Belgium's total exports in 2019, before the coronavirus crisis, accounted for €278 billion.
These figures almost exclusively include the doses of the Pfizer vaccine based on BioNTech's mRNA technology, which was approved at the end of 2020, and is shipped across the world from the Puurs site, the Kalamazoo location in the US and the small German site of BioNTech.
According to an analysis carried out by Public Health England, being fully vaccinated with this shot gives around 88% protection against symptomatic disease and is 96% effective against hospitalisation when someone is infected with the Delta variant.
However, a recent study has found that the effectiveness of Pfizer/BioNTech's vaccine drops to 84% after six months, according to research involving more than 44,000 volunteers worldwide.
It found that this particular coronavirus vaccine works best in the first two months after the second and last injection, but that after that, it slowly becomes less and less effective.
But the scientists involved in the research, of which the results have not yet been evaluated by other, independent scientists, emphasised that, despite the decrease in effectiveness after six months, the vaccine is still safe and can effectively prevent illness as a result of the virus.

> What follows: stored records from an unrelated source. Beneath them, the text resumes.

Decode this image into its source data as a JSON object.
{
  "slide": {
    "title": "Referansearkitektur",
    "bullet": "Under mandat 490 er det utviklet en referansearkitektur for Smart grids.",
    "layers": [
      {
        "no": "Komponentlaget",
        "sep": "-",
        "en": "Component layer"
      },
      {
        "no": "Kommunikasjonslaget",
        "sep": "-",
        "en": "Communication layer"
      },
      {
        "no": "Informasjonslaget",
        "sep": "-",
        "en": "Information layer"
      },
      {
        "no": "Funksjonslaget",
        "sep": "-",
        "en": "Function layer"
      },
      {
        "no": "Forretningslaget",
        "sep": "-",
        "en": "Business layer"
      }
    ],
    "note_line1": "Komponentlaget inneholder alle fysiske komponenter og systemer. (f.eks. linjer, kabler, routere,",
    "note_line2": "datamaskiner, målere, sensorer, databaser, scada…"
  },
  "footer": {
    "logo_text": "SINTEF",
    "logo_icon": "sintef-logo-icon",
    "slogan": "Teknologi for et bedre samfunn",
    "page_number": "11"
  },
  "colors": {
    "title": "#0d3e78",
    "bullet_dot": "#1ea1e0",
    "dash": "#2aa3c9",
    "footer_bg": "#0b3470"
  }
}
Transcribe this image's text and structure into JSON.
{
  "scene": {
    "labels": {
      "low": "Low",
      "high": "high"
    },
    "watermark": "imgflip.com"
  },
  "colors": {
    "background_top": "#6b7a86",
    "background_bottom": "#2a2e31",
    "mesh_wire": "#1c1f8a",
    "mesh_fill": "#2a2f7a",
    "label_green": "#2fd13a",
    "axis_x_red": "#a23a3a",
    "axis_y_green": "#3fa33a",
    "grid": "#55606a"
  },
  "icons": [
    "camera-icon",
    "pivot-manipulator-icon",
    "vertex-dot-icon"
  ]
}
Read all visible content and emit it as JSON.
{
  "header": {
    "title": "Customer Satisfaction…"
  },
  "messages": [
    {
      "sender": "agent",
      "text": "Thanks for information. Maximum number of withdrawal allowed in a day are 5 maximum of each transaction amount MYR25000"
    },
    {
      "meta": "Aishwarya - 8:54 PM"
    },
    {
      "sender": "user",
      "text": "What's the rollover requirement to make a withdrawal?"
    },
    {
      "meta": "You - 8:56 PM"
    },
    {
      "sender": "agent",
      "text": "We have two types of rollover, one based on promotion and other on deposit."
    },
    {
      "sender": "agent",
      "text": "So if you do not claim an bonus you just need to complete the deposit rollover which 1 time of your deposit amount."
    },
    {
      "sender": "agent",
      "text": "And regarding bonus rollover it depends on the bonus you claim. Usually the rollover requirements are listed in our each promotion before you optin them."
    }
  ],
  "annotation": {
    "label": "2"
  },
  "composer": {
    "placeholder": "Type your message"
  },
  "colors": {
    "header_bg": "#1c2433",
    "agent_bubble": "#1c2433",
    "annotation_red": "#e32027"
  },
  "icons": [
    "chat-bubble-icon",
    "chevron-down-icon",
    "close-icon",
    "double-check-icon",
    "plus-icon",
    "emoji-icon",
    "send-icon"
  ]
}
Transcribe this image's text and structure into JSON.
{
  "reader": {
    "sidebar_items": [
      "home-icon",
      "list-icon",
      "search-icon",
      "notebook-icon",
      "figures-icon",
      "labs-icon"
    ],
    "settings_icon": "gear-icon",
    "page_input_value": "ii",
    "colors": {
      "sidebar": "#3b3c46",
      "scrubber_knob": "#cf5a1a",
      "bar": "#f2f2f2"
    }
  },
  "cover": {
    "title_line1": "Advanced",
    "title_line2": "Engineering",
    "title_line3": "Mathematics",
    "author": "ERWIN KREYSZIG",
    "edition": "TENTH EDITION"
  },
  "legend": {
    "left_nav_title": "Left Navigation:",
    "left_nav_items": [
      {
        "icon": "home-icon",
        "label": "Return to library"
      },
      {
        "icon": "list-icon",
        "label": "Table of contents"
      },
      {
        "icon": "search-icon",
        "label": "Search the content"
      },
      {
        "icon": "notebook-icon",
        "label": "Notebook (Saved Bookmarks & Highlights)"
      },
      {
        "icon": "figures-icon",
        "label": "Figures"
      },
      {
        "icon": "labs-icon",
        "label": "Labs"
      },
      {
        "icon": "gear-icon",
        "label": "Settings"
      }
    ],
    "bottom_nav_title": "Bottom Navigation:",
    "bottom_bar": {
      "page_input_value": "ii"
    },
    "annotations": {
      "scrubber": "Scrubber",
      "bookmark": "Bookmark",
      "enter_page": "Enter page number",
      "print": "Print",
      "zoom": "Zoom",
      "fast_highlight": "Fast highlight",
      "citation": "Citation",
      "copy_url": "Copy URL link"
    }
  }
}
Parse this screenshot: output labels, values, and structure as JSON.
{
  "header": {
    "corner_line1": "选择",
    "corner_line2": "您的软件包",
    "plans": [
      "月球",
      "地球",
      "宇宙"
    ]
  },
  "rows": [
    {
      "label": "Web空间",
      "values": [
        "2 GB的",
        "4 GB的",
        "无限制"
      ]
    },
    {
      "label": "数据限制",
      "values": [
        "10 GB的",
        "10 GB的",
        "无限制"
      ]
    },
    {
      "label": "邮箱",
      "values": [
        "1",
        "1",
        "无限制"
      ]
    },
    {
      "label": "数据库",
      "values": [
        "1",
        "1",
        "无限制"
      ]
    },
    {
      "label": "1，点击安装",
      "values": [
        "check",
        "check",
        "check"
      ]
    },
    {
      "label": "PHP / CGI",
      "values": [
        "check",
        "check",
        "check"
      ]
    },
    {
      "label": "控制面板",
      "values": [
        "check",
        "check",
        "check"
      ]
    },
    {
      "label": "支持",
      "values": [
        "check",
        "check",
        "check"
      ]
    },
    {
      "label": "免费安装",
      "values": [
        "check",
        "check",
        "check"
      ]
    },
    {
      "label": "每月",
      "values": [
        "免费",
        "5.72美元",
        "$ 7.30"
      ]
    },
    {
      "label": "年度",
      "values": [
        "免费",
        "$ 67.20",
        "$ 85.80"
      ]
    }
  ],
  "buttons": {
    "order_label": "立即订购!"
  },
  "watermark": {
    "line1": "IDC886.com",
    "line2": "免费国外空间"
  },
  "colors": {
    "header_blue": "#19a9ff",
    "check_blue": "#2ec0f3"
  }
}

Pfizer recently announced that it is likely that fully vaccinated people will need to receive a third shot within 12 months in order to remain properly protected.